Stanton B. Herzog, CPA, principal in the firm of Applebaum, Herzog & Associates, P.C., Northbrook,Ill., serves as ERA’s accountant and is a regular contributor to The Representor. He is available to speak at chapter or group meetings on a variety of financial and tax-related topics. He also participates in Expert Access, the program that offers telephone consultations to ERA members. You can call Stan Herzog at 847-564-1040, fax him at 847-564-1041, or e-mail him at firstname.lastname@example.org
The IRS has managed to convince the courts that the individuals in management have a trustee type relationship to turn over payroll taxes to the IRS. They are merely middle persons; the money is never theirs.
We have much political agitation. We are going to have big changes to income taxes; we are going to simplify the tax code; and we are going to change the IRS. In the meantime, however, we are not going to do anything.

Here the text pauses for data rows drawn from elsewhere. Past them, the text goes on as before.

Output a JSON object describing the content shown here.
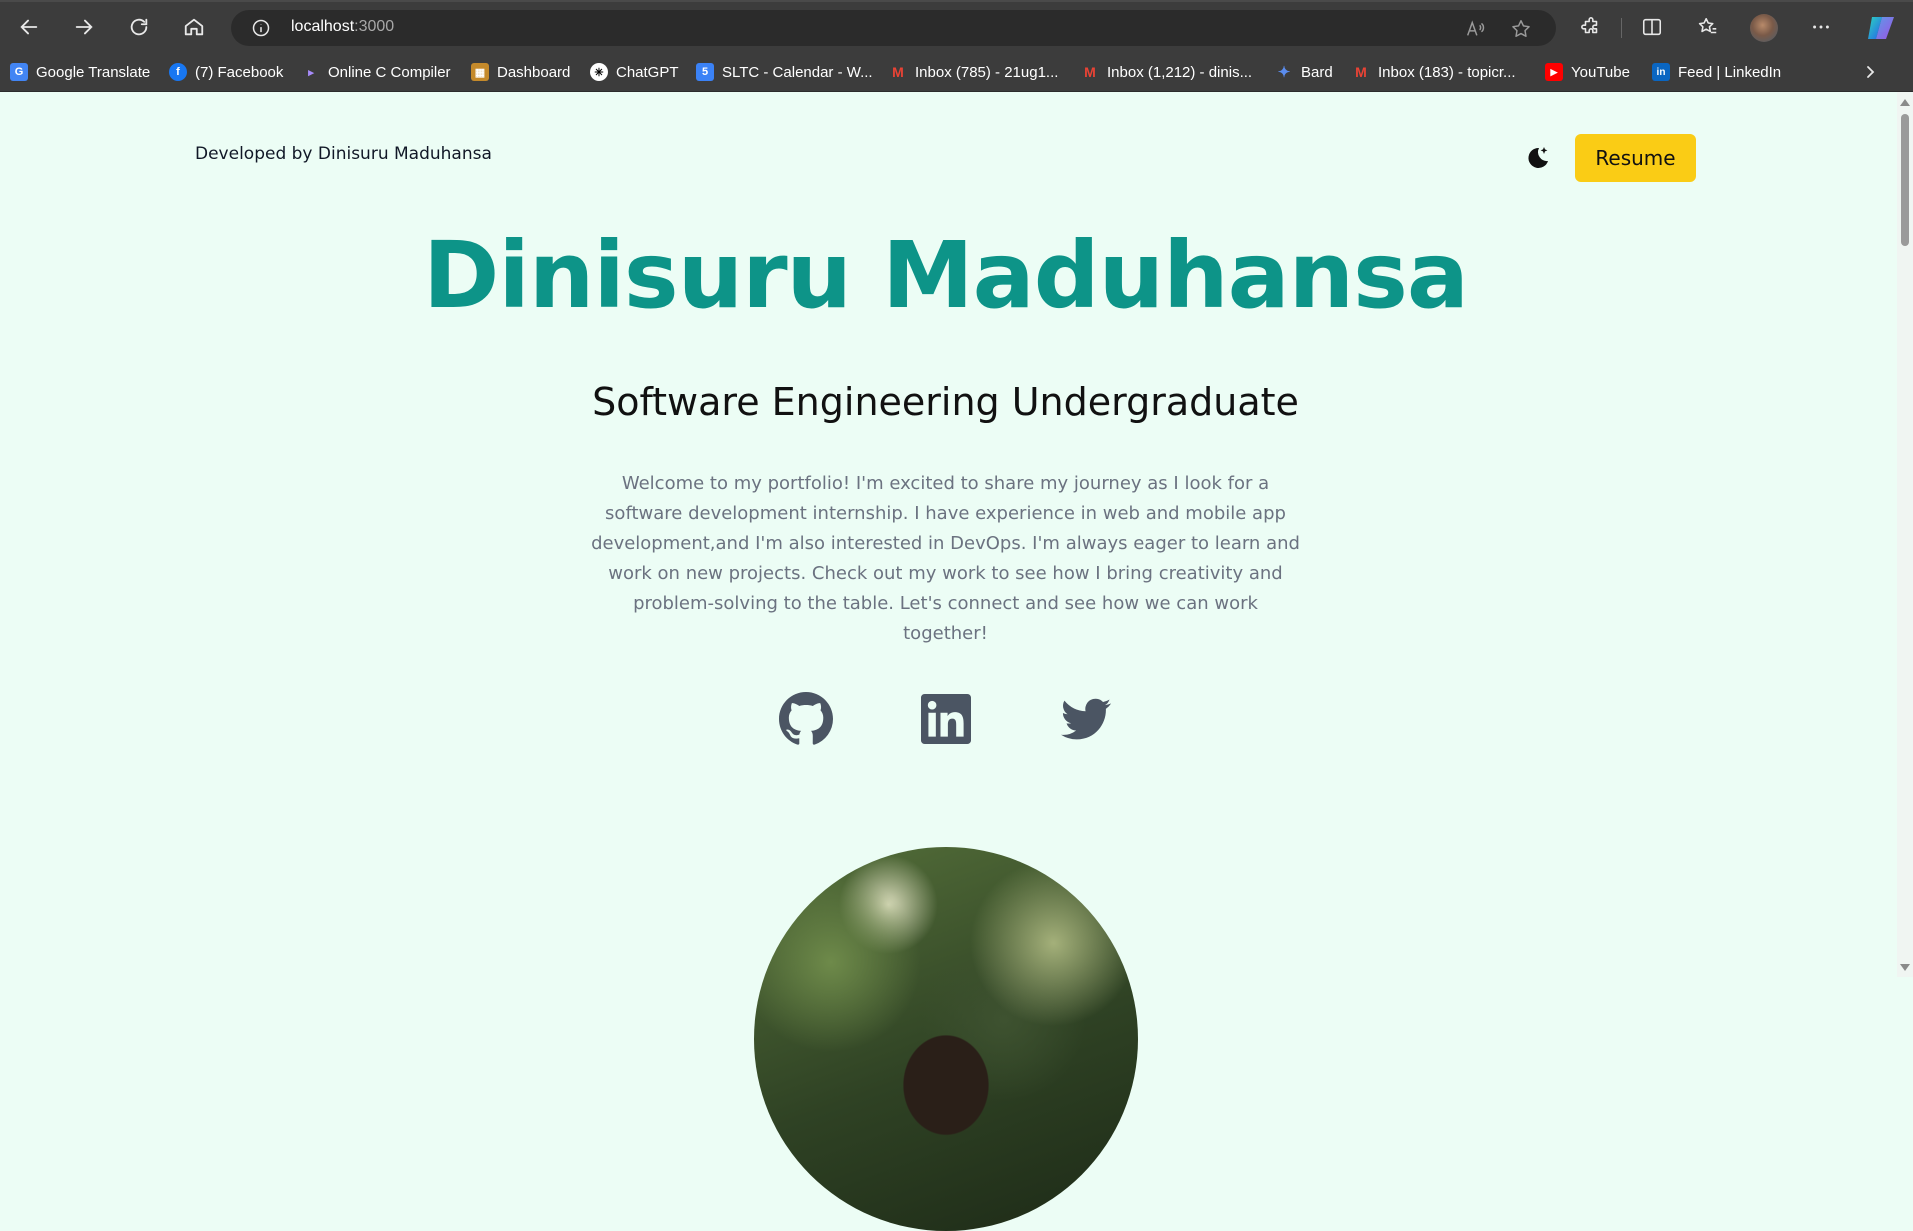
{
  "browser": {
    "url_host": "localhost",
    "url_port": ":3000",
    "bookmarks": [
      {
        "label": "Google Translate",
        "icon": "google-translate-icon",
        "color": "#4285f4"
      },
      {
        "label": "(7) Facebook",
        "icon": "facebook-icon",
        "color": "#1877f2"
      },
      {
        "label": "Online C Compiler",
        "icon": "compiler-icon",
        "color": "#7c3aed"
      },
      {
        "label": "Dashboard",
        "icon": "dashboard-icon",
        "color": "#c58a2b"
      },
      {
        "label": "ChatGPT",
        "icon": "chatgpt-icon",
        "color": "#ffffff"
      },
      {
        "label": "SLTC - Calendar - W...",
        "icon": "calendar-icon",
        "color": "#3b82f6"
      },
      {
        "label": "Inbox (785) - 21ug1...",
        "icon": "gmail-icon",
        "color": "#ea4335"
      },
      {
        "label": "Inbox (1,212) - dinis...",
        "icon": "gmail-icon",
        "color": "#ea4335"
      },
      {
        "label": "Bard",
        "icon": "bard-icon",
        "color": "#5b8def"
      },
      {
        "label": "Inbox (183) - topicr...",
        "icon": "gmail-icon",
        "color": "#ea4335"
      },
      {
        "label": "YouTube",
        "icon": "youtube-icon",
        "color": "#ff0000"
      },
      {
        "label": "Feed | LinkedIn",
        "icon": "linkedin-icon",
        "color": "#0a66c2"
      }
    ]
  },
  "page": {
    "developer_credit": "Developed by Dinisuru Maduhansa",
    "resume_label": "Resume",
    "name": "Dinisuru Maduhansa",
    "role": "Software Engineering Undergraduate",
    "intro": "Welcome to my portfolio! I'm excited to share my journey as I look for a software development internship. I have experience in web and mobile app development,and I'm also interested in DevOps. I'm always eager to learn and work on new projects. Check out my work to see how I bring creativity and problem-solving to the table. Let's connect and see how we can work together!",
    "social": [
      "github-icon",
      "linkedin-icon",
      "twitter-icon"
    ],
    "colors": {
      "accent": "#0d9488",
      "button": "#facc15",
      "background": "#ecfdf5",
      "muted_text": "#6b7280",
      "social_icon": "#4b5563"
    }
  }
}
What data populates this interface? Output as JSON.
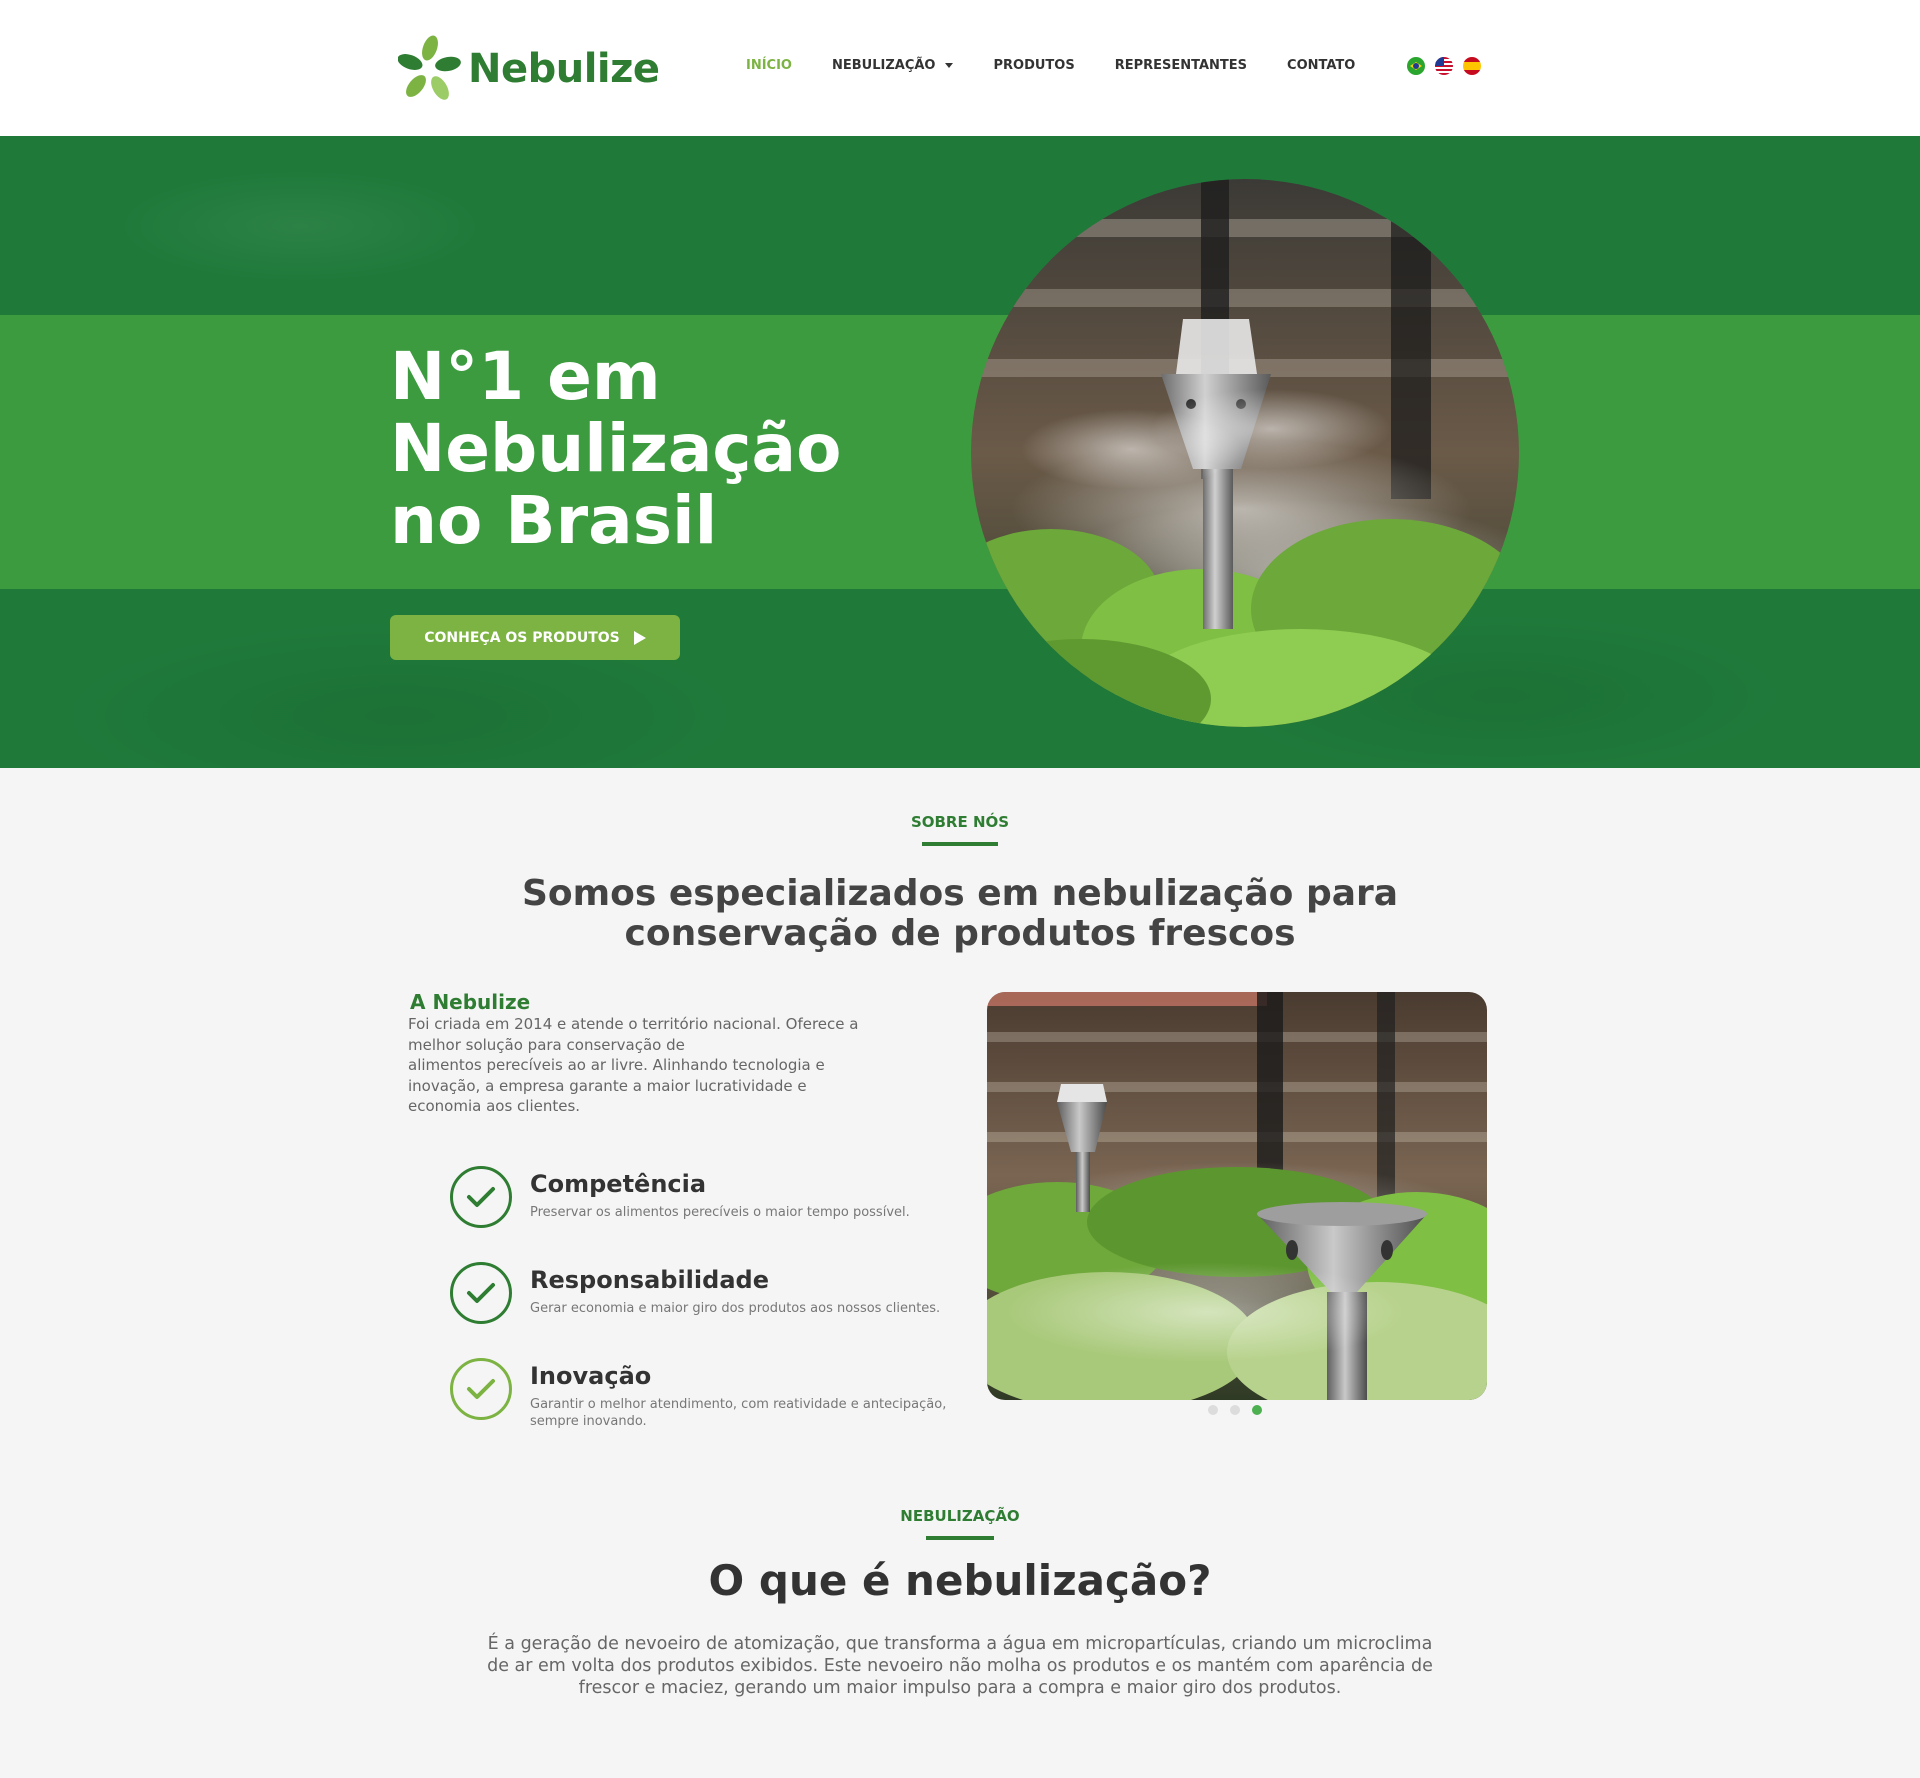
{
  "brand": {
    "name": "Nebulize",
    "primary_color": "#2e7d32",
    "accent_color": "#7cb342",
    "hero_band_color": "#3d9b3f"
  },
  "nav": {
    "items": [
      {
        "label": "INÍCIO",
        "active": true
      },
      {
        "label": "NEBULIZAÇÃO",
        "active": false,
        "has_dropdown": true
      },
      {
        "label": "PRODUTOS",
        "active": false
      },
      {
        "label": "REPRESENTANTES",
        "active": false
      },
      {
        "label": "CONTATO",
        "active": false
      }
    ],
    "languages": [
      "pt-BR",
      "en-US",
      "es-ES"
    ]
  },
  "hero": {
    "title_lines": [
      "N°1 em",
      "Nebulização",
      "no Brasil"
    ],
    "button_label": "CONHEÇA OS PRODUTOS"
  },
  "about": {
    "kicker": "SOBRE NÓS",
    "title_lines": [
      "Somos especializados em nebulização para",
      "conservação de produtos frescos"
    ],
    "company_name": "A Nebulize",
    "description_lines": [
      "Foi criada em 2014 e atende o território nacional. Oferece a",
      "melhor solução para conservação de",
      "alimentos perecíveis ao ar livre. Alinhando tecnologia e",
      "inovação, a empresa garante a maior lucratividade e",
      "economia aos clientes."
    ],
    "features": [
      {
        "title": "Competência",
        "description": "Preservar os alimentos perecíveis o maior tempo possível.",
        "icon": "check-circle-icon",
        "color": "#2e7d32"
      },
      {
        "title": "Responsabilidade",
        "description": "Gerar economia e maior giro dos produtos aos nossos clientes.",
        "icon": "check-circle-icon",
        "color": "#2e7d32"
      },
      {
        "title": "Inovação",
        "description": "Garantir o melhor atendimento, com reatividade e antecipação, sempre inovando.",
        "icon": "check-circle-icon",
        "color": "#7cb342"
      }
    ],
    "carousel": {
      "slides": 3,
      "active_index": 2
    }
  },
  "nebulizacao": {
    "kicker": "NEBULIZAÇÃO",
    "title": "O que é nebulização?",
    "description_lines": [
      "É a geração de nevoeiro de atomização, que transforma a água em micropartículas, criando um microclima",
      "de ar em volta dos produtos exibidos. Este nevoeiro não molha os produtos e os mantém com aparência de",
      "frescor e maciez, gerando um maior impulso para a compra e maior giro dos produtos."
    ]
  }
}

What has happened in the interim seems to be a renewed interest in payroll taxes. What could possibly be new? They follow an employee’s pay like night the day. Yet, here we go. These cases all arise out of the employer’s responsibility to pay withheld taxes to the IRS. The IRS has managed to convince the courts that the individuals in management have a trustee type relationship to turn over payroll taxes to the IRS. They are merely middle persons; the money is never theirs. If they don’t send payroll taxes to the IRS they are stealing it, and they can be held PERSONALLY liable.
Outside payroll service
We begin with a case recently decided that dealt with a genuine problem that any management could face. The firm in this case hired an outside service to handle its payroll. Many firms do this. ADP is one example, though definitely not involved in this case. The service properly collected funds to cover the wages and taxes from the company and properly withheld taxes from the employees’ wages. The service just didn’t bother to turn the funds over to the IRS.
While not specified in the case, the assumption has to be that the payroll service spent the money on itself and had nothing left. The IRS came after the company, even though it had done everything right. The court ruled that the company still had the responsibility to make sure the taxes were paid, and would have known if it had obtained copies of IRS correspondence or had checked on its filing status with the IRS. The company was held responsible for all unpaid taxes. Thus it was out the tax money twice, plus penalties and interest.
When is a tip not a tip? You and some friends eat at a restaurant. The bill comes, you arrange payment and add a tip. The IRS considers this a tip as long as you, the customer, decide the amount. But suppose on this occasion there are six in your party. Very often, the restaurant adds a flat 18 percent or 20 percent tip to the amount, while encouraging you to pay more. The IRS says the flat addition is not a tip. It is simply additional wages paid by the restaurant to the waiters and support staff included in the tip; regular withholdings should be deducted.
The third case is an important win for detached management. The collectability by the IRS for unpaid payroll taxes from management individuals rests solely on their involvement in the payroll process, causing a custodial relationship. The IRS has used this successfully to enforce rulings where management never touched the payment process, but ordered its employees to pay suppliers or others rather than pay the payroll tax liabilities. We finally have a case where management was not involved in such a practice. Instead, it kept telling its employees to pay the taxes, changed employees when it found the taxes weren’t paid and even hired an outside company to make sure the payments were paid. Still, payments to the IRS fell way behind; the payroll returns were filed but not paid. The IRS went after the company officers, but lost because it couldn’t prove the officers had participated in any way with the mismanagement of the money. So there is a way out of the liability; if management has no control over either its employees or the disbursement of funds, it can avoid the IRS collection process.